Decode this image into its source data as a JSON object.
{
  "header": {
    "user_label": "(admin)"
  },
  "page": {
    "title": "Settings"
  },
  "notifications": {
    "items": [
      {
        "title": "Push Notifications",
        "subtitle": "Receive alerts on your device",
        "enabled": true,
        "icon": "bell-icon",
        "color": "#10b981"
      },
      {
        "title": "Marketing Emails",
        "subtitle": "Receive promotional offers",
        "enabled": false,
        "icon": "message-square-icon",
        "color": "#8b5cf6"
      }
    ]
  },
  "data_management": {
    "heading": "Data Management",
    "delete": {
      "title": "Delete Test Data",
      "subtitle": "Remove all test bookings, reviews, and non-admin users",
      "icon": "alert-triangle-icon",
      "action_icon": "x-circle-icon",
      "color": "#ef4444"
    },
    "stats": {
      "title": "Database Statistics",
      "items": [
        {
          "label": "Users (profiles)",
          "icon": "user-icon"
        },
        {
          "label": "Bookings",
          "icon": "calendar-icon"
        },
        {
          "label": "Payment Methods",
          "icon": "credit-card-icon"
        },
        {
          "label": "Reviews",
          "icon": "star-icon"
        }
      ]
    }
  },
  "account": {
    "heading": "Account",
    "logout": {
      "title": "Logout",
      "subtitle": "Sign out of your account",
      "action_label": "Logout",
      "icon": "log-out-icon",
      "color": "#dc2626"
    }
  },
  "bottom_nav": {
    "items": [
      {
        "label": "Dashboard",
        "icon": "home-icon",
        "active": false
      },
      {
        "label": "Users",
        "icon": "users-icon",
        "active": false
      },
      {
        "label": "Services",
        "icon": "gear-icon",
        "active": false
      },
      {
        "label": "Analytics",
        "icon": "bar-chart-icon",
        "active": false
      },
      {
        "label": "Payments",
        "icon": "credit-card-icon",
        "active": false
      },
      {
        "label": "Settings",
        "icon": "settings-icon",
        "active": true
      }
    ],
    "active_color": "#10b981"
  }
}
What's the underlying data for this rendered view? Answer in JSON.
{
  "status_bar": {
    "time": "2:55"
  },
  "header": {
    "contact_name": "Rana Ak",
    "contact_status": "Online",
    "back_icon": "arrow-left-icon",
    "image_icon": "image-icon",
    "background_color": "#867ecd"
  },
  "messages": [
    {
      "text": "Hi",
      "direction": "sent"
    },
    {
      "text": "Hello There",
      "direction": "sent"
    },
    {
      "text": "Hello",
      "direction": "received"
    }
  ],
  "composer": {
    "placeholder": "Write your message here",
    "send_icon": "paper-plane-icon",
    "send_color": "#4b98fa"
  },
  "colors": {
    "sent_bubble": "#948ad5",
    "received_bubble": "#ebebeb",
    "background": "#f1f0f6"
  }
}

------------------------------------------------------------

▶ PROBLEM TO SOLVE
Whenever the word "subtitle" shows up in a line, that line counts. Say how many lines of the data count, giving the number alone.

▶ RESPONSE AREA
4